Task statement
Look through the data below, tally the lines where "Picture" occurs, and write the total alone.

Element data from apps and pages

——

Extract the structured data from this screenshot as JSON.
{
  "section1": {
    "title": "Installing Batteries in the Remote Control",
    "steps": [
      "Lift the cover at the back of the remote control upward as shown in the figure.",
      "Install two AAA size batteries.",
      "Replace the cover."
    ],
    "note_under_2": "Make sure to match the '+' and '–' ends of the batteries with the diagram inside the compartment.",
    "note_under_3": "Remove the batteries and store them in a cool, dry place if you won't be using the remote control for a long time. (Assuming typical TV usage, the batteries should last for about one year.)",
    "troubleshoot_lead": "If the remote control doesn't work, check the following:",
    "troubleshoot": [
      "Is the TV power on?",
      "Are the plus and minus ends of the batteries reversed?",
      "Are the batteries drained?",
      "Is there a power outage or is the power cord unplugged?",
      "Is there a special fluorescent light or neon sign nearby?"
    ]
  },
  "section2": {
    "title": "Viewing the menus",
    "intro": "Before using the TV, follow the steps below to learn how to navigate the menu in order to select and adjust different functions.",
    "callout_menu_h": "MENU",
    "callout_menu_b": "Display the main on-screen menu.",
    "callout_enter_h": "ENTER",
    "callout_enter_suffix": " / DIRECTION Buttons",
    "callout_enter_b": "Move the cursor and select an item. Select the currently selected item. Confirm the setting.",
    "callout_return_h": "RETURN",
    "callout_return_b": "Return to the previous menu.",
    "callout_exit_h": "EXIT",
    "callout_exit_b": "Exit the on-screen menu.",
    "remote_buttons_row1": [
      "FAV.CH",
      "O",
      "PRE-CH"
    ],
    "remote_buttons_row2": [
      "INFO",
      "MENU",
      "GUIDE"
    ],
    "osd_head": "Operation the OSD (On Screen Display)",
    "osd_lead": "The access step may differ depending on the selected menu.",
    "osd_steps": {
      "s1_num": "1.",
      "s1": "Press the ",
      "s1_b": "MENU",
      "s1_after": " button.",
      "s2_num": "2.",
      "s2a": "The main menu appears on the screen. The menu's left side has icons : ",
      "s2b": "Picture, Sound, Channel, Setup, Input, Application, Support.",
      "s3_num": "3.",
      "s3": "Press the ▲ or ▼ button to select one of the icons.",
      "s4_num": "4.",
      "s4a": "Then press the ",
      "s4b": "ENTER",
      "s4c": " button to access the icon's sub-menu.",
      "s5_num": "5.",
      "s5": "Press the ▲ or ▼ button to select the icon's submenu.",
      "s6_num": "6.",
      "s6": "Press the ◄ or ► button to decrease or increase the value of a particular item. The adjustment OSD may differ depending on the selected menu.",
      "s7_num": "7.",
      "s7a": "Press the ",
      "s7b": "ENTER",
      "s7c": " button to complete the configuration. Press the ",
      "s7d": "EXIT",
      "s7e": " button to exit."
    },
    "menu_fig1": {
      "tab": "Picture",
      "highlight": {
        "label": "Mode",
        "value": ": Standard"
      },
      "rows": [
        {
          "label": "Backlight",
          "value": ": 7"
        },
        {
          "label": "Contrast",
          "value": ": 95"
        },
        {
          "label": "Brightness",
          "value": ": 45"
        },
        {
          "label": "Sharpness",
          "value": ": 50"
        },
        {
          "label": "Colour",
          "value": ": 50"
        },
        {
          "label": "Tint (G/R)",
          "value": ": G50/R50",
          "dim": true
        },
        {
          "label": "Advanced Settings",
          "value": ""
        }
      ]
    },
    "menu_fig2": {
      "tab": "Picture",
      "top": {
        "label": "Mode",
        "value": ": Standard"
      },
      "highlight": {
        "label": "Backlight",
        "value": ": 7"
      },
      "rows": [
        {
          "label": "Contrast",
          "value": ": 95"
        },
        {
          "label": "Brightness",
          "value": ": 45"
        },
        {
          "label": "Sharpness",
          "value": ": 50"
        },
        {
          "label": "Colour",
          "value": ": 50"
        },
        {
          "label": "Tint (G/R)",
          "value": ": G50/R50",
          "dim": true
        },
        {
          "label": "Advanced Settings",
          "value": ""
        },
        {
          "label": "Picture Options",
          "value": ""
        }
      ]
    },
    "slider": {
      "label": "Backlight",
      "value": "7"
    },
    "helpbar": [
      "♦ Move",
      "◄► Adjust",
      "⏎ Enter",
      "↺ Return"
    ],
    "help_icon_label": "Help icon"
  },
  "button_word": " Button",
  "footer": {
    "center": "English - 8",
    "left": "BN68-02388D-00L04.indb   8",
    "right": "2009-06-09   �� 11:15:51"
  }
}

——

Final answer
4